Pharmaceutical firms continuing to grapple with unpredictability in their pipeline and pricing pressures are increasingly turning to a more diversified and differentiated product portfolio. Patent protection remains critical to protecting investments in differentiated assets and pharmaceutical firms of all stripes continue to prosecute intellectual property around their innovations.
These include multinational players with a long history of marketing products in both the traditional innovator and generic sectors, as well as smaller nimble competitors with research and development expertise driving incremental innovation through the introduction of specialty offerings, complex generics, biosimilars and 505(b)(2) products.
This has led to growing diversification in the number and types of companies that appear as both a plaintiff asserting intellectual property and as a defendant who is defending against infringement claims. (See, e.g., Shilpa Pharma Inc. v. Novartis Pharms. Corp. (D. Del. filed April 20, 2021)). This growing trend requires heightened sensitivity around the treatment of patents in litigation.
While parties generally will get new opportunities to argue for or against the infringement, validity and enforceability of certain patents in different litigations—positions that a litigant has taken in the past or is taking concurrently in other matters—can come back to haunt them.
For instance, there are examples of parties being held to positions held in past cases on issues relevant to patent invalidity under doctrines like issue preclusion.
Even if a litigant is not formally held to a past position through the operation of legal theories such as estoppel, however, there can be a risk to credibility if an advocate is forced to take a position on a patent issue that is in tension with past related arguments to another court or government agency.
Thus, parties with diverse pipelines need to approach any individual litigation with a company-wide perspective. For instance, when defending allegations of patent infringement through the assertion of an invalidity defense, parties must be careful not to take overbroad positions regarding the innovative value of certain patents that might jeopardize the viability of company-owned IP assets covering similar kinds of technology.

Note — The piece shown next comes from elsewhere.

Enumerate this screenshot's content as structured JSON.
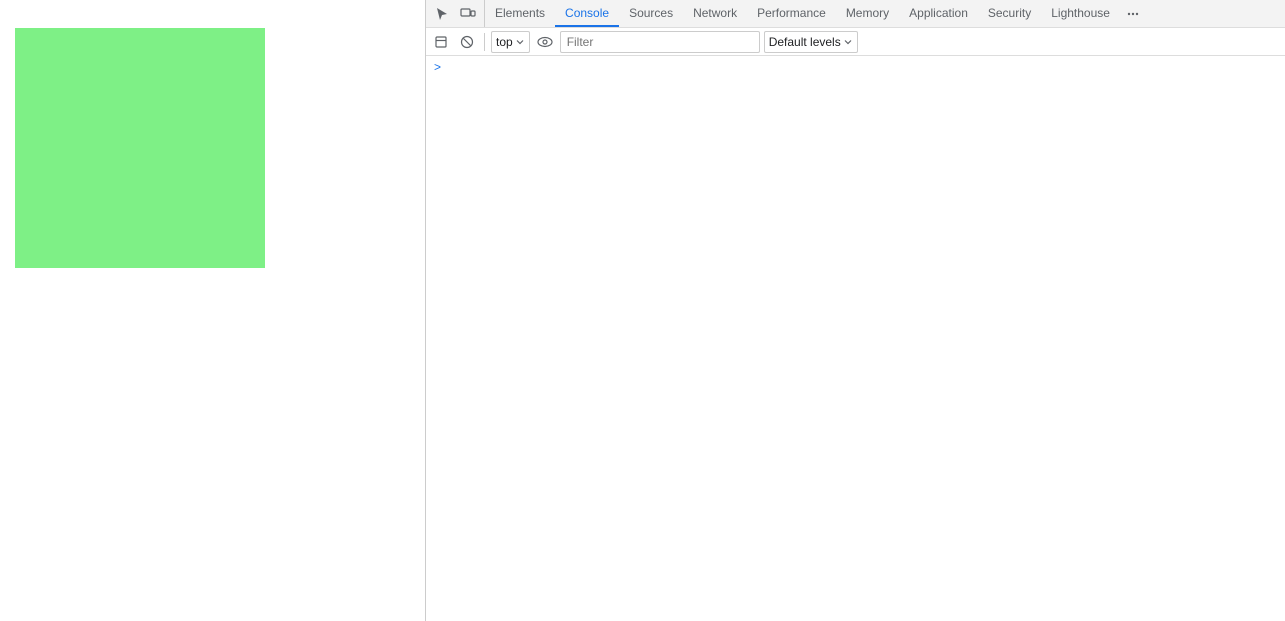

While, in theory, this is a logical approach, it is often difficult to implement in practice when competing interests across the organization are at play. It is often not entirely clear which is of more value to the company—for example, prevailing on a defense that may allow for commercialization of a new asset or maximizing the enforceability of IP on an existing product that is facing unique competitive pressures.
Experienced counsel can help identify and navigate these judgment calls along with the prudent development of internal systems to help different parts of the organization coordinate and communicate with one another when these issues arise.
Rules of General Applicability
While each individual situation will differ, there are likely to be at least a few rules of general applicability. To the extent your company relies upon a particular product for a significant portion of its revenue, ensuring that any patents covering that product remain strong litigation assets will likely be a top priority.
Thus, counsel would be well advised to avoid arguments in patent litigation on less important products that might conflict with positions the company may need to take in future litigation on patents covering a large revenue product. At a minimum, in litigation involving a smaller product or pipeline asset, counsel typically will want to express potentially problematic litigation position in a way that is explicitly tied to the unique facts of that individual case.
This type of contention holds less risk as it avoids overbroad statements that are more difficult to distinguish, if necessary, in later litigation. For example, a company with important IP assets in the pharmaceutical formulation arts appearing as a defendant will likely want to ensure that any invalidity positions related to formulation patents are tied to the active ingredient at issue if possible.
Where There Is No Priority Asset
Usually, in situations where there is no clear answer as to what product or asset to give priority, counsel can craft litigation positions tied to the individual facts of each case that allow for effective advocacy while avoiding any potential risks to the company’s existing patents on related technology.
Continued diversification and differentiation likely will put a premium on counsel with experience litigating as both a patent owner plaintiff and accused infringer defendant. This experience allows for a broader and deeper perspective in developing litigation strategy that advances a client’s interests across its entire pipeline.
This column does not necessarily reflect the opinion of The Bureau of National Affairs, Inc. or its owners.
Daryl Wiesen is chair of Goodwin’s IP Litigation group and focuses on patent litigation and advising clients in patent portfolio development. He also has experience in other technologies, including biotechnology and medical devices.
John Bennett is a partner in Goodwin’s IP Litigation group. He has nearly 20 years of first-chair trial experience in high-stakes disputes involving intellectual property and complex technology. He represents plaintiffs and defendants in IP cases related to the life sciences.